◆ **EXERCISE AIM**: From the records below, state how many lines hold the string "JSON", without any other text.

┌──

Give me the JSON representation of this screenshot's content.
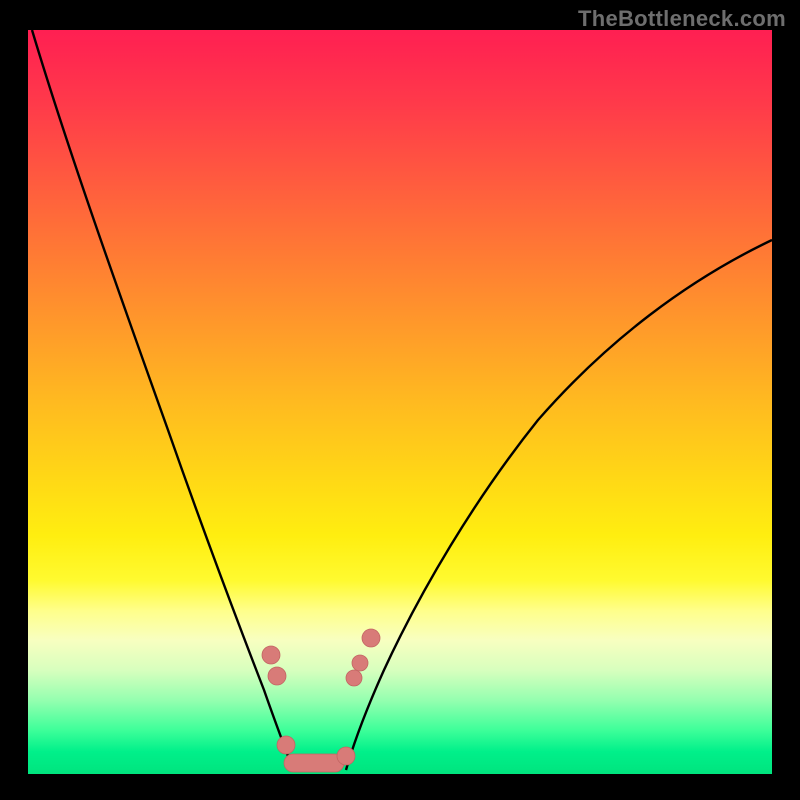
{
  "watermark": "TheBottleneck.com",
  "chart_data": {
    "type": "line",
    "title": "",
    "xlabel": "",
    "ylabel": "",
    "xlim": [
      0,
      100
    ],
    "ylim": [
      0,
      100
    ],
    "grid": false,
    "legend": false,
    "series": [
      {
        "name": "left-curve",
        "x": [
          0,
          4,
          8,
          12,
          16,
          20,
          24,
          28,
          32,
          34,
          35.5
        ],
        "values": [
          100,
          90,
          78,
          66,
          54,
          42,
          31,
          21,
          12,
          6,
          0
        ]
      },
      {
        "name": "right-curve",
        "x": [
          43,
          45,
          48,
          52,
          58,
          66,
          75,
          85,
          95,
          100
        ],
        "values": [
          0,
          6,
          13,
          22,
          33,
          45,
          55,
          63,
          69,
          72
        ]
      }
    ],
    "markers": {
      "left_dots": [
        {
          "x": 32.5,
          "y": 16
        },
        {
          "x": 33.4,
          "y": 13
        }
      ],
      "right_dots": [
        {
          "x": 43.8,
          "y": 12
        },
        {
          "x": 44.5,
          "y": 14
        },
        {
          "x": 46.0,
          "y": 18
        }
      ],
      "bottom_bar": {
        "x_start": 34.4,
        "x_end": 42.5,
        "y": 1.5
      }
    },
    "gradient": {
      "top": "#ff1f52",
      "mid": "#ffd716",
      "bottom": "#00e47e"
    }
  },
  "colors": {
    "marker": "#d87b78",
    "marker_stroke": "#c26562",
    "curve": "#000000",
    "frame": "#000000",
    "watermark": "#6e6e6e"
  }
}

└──
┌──

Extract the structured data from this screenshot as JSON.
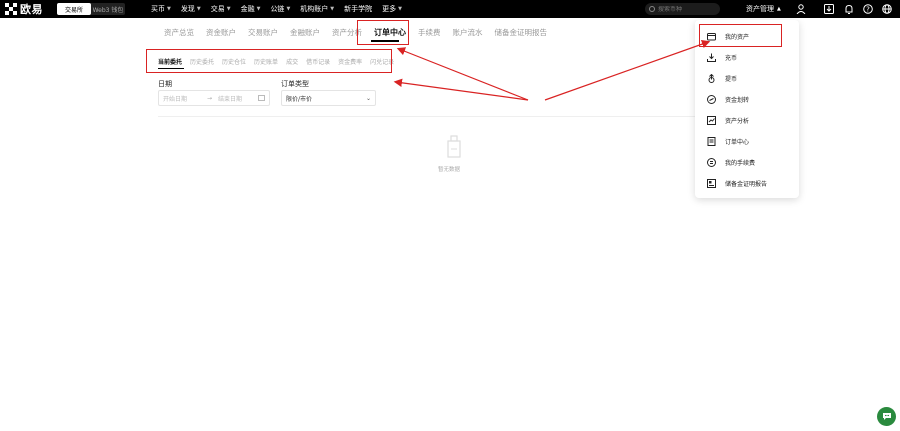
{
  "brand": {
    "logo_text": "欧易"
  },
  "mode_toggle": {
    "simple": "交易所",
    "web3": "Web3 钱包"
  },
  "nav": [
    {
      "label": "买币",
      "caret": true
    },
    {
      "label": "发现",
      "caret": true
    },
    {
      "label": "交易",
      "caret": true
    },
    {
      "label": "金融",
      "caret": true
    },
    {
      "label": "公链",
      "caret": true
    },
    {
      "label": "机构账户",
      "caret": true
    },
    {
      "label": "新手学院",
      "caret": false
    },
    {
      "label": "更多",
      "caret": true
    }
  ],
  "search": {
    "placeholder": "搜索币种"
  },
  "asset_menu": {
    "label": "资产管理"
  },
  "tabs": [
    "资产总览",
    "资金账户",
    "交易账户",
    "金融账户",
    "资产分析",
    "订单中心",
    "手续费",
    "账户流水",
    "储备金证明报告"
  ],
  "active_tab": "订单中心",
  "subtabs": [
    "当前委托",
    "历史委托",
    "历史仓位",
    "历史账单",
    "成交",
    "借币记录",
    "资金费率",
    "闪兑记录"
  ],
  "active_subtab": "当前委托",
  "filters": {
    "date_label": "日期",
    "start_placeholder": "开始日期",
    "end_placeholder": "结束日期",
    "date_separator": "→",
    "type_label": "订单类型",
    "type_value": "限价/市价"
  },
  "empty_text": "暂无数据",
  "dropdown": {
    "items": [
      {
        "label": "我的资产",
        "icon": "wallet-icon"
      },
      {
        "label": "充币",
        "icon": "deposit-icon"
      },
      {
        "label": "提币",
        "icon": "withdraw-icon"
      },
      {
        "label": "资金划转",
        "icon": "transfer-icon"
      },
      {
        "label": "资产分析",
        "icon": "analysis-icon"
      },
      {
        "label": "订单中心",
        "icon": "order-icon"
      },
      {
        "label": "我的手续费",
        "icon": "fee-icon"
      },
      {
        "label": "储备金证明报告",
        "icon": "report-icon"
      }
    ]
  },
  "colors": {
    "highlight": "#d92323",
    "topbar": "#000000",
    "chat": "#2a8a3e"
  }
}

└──

◆ **SOLUTION TO THE EXERCISE**: 2